I had seen his Greendale by then and it was great. So I called up and he said, “I’m just finishing up this album called Prairie Wind” and he told me he’d had an aneurysm and it could have been fatal and he’s written these introspective songs and he said, “Maybe we can do something with this new body of music?” He said, “I think it’s one of the better things I’ve done in a long time,” so I said, “Can I hear it?” He sent me the songs and they were great so we started talking on the phone. What happened through the conversations was the idea of let’s turn this into a kind of tribute to Nashville, which Neil loves so much and I love so much. So what it turned into was a love letter to the Grand Ole Opry-style of presenting music to an audience. I worked with a wonderful painter on making two fabulous backdrops and then we chose the Ryman Auditorium, which is the church in Nashville of country music. We filmed that on two nights and that was so exciting because no one in the audience… the record hadn’t come out yet, so we were actually debuting a new body of work by a major composer.
You have trust that the audience is going to love these songs as much as you do. And they’re going to respond the way David Byrne pointed out that they need to respond in order to feed the people onstage.
That’s it: no audience, as many cameras as you can afford, and once you put it together, just don’t cut. When we cut Heart of Gold, this was me being funny at the time, I go to the cutting room on the first day told [editor] Andy Keir, “Okay Andy, I’d like to see your first cut at about four this afternoon and ha ha ha.” I said, “Oh, no, I’m serious. Take the close-ups and just cut the close-ups together and then we’ll start watching this movie and decide when it’s worth going to something other than an amazing close-up of Neil Young singing his songs.” And in this way we built our narrative. That’s the other thing. You’ve got to have those connective angles, where you get the gold of somebody doing what they’re doing — shooting a look to somebody over here and we’ve got them both in the shot.
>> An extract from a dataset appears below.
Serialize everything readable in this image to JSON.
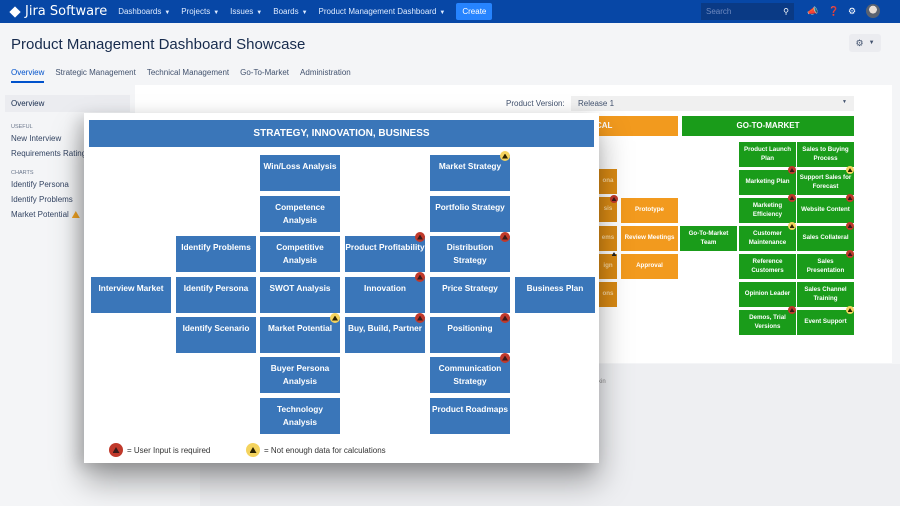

That’s the magic. That’s really the phenomenal glue and that’s one of the reasons that Justin reached out because he saw that in Stop Making Sense and he loves his band so much.